England needs to persist with Alastair Cook as captain
Alastair Cook-led England lost both the Test and ODI series to Australia © Getty Images
By Sudatta Mukherjee
After England was whitewashed by Australia in the Ashes 2013-14, Alastair Cook gave a positive feedback and showed that he was not interested in throwing the towel. Rather he was ready to lead the team out of the poor series. Fast forward, England lost the first three One-Day Internationals (ODIs) and also the series against Australia. There are still two matches remaining. A distraught Cook accepted in the post-match conference that he has been struggling and there are chances that he might step down as the captain of the side. But, will that be a good move?
The first question: Will Cook step down as the ODI captain? Or will he do so in Test matches as well? If he resigns only as the ODI captain, will it be a good move with a year left for ICC World Cup 2015? Also, will the three different captains for three different formats worthwhile for England?
At this point there are very few options before the English selectors to replace Cook as captain. Stuart Broad, who is the Twenty20 (T20) captain, stands chance of replacing the England opener. However, will England and Wales Cricket Board (ECB) like to elevate a key bowler as captain who needs to be rested from time to time? Also, Broad’s aggressiveness may go against him.
The other options are Ian Bell and Eoin Morgan. Michael Vaughan, however, gives some compelling reasons why Bell and Morgan might not be good replacements. The former England captain opined that though Bell has been the vice-captain of the side when Matt Prior was dropped, England needs to focus on his batting skills more than expecting him to take up leadership roles. There is school of thought that Bell isn’t mentally tough to be a leader.
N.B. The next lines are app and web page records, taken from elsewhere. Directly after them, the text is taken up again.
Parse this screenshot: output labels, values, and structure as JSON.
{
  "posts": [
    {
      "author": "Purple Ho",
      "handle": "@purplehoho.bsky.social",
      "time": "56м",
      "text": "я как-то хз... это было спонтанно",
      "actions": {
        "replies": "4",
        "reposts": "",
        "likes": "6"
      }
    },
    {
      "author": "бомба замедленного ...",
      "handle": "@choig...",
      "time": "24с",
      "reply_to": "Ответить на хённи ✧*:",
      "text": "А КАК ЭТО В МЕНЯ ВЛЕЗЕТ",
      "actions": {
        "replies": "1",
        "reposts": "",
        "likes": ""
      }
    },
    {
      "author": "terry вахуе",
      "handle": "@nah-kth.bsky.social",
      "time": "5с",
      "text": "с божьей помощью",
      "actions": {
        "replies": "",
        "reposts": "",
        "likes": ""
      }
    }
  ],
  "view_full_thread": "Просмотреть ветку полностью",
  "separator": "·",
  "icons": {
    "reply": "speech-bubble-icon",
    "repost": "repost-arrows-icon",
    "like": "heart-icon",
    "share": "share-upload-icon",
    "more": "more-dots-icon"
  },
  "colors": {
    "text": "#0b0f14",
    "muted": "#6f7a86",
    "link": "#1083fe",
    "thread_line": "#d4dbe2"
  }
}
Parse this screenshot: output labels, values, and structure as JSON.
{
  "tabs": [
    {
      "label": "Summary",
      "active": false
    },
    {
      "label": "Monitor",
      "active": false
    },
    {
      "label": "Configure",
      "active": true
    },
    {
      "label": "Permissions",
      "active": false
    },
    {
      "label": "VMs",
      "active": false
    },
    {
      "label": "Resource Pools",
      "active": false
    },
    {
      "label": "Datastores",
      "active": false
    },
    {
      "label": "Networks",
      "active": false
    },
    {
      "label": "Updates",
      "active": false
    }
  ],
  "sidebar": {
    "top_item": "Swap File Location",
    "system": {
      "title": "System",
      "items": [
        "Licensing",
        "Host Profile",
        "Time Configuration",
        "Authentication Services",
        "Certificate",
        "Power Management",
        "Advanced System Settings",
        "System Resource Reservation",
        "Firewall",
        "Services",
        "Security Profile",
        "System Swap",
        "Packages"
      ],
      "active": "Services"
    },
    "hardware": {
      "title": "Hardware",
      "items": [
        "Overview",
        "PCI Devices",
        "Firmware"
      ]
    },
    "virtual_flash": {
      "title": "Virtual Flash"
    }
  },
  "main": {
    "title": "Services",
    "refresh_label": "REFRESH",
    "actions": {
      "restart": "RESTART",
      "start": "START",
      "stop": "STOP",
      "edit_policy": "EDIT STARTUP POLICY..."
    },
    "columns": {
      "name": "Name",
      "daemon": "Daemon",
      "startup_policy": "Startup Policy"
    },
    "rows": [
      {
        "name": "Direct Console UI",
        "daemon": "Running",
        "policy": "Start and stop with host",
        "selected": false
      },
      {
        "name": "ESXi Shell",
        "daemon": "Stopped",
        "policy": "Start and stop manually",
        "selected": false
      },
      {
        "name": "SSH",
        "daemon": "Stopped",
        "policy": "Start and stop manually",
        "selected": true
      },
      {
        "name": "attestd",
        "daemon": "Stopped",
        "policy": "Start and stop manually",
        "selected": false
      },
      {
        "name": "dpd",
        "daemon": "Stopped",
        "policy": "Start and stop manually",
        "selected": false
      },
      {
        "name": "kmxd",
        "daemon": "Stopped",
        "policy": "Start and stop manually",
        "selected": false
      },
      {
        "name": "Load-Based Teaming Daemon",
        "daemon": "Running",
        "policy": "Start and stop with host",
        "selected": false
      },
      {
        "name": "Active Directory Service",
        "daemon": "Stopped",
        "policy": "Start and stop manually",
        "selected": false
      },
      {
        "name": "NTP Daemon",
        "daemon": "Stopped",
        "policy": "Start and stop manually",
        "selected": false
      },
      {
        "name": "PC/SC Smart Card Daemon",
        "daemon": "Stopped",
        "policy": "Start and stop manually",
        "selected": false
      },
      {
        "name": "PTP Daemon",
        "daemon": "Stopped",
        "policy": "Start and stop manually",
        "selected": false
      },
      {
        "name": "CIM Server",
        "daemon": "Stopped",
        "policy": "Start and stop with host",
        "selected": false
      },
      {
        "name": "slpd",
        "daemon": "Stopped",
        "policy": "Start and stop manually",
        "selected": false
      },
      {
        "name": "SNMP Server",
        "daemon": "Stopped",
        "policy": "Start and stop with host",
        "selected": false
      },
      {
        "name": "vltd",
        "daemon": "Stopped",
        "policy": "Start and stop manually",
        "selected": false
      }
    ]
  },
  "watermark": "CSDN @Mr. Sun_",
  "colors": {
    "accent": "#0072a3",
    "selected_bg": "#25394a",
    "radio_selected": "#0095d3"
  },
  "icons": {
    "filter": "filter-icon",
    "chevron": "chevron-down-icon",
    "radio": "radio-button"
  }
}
Morgan can easily replace Cook in the ODI format, but if that is the case Broad will be a better choice. Then again, the question of multiple captains for different formats crops up. Plus, Morgan doesn’t play Tests.
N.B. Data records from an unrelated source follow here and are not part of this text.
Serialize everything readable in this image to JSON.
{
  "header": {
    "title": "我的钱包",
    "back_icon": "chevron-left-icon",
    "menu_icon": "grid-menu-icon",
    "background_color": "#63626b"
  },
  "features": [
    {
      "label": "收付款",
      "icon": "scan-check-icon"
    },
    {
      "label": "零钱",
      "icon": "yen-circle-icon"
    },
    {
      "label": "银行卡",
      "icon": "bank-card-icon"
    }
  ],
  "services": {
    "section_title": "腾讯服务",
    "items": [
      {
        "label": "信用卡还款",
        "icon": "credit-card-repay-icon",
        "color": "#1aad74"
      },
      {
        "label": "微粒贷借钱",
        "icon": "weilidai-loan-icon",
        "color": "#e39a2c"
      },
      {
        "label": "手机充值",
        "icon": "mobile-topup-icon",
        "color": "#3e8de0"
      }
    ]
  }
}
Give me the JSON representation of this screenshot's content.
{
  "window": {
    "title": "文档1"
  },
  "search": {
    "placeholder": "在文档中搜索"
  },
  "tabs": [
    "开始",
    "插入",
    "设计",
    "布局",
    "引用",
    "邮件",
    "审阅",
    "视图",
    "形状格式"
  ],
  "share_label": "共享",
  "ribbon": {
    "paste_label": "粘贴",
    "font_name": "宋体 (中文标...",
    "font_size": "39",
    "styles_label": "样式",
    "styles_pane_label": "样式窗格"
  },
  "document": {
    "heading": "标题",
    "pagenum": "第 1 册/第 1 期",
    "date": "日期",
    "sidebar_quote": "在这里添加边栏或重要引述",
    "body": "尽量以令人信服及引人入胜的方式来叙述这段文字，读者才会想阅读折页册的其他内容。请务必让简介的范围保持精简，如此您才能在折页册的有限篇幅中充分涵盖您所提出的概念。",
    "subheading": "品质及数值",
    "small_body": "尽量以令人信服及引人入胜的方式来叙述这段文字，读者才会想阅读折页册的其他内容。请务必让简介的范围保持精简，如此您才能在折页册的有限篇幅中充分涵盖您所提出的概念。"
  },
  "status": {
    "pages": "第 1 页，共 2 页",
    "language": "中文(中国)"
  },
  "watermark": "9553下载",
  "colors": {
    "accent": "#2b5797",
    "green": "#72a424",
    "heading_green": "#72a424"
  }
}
Eight consecutive eight defeats may have demoralised Cook just a bit too much, but he needs to stay positive and take the loss in his stride. Cook should remember that one bad series doesn’t count much in front of the all the good performances England has produced in the last one year.
England have not risked pushing youngsters (both in terms of age or experience) to the task. It had clicked with Adam Hollioake in the Sharjah tournament in 1997-98 but they’re usually too rigid.
- If Cook doesn’t lead in ODIs should he even play? He averages 38.08 and has an SR of 78.6, but these are his numbers since 2013:
Unquestionably, England’s defeats have come as a huge blow to Cook, but then just about every visiting team has struggled in overseas conditions. There is no need to press the panic button yet for England. They can take heart from the fact that Australia themselves bounced back in quick time after being outplayed in England.
Cook’s character will be judged if he decides to stay on, takes responsibilities and helps the board reshape the team. He would certainly not like to be seen as a quitter.
The ECB don’t really have much choice if Cook resigns. The board needs to take swift decisions to prevent from him from taking that step by talking to him and assuring him that they continue to have faith in his leadership.
Like Vaughan said, Cook should remember that it was not his own failure that resulted in the loss. After all cricket is a team game.
(Sudatta Mukherjee is a reporter with CricketCountry. Other than writing on cricket, she spends penning random thoughts on her blog and produces weekly posts on new food joints at Whopping Weekends. She played Table Tennis for University of Calcutta. When she is not writing, you will catch her at a movie theatre or watching some English serial on her laptop. Her Twitter id is @blackrosegal)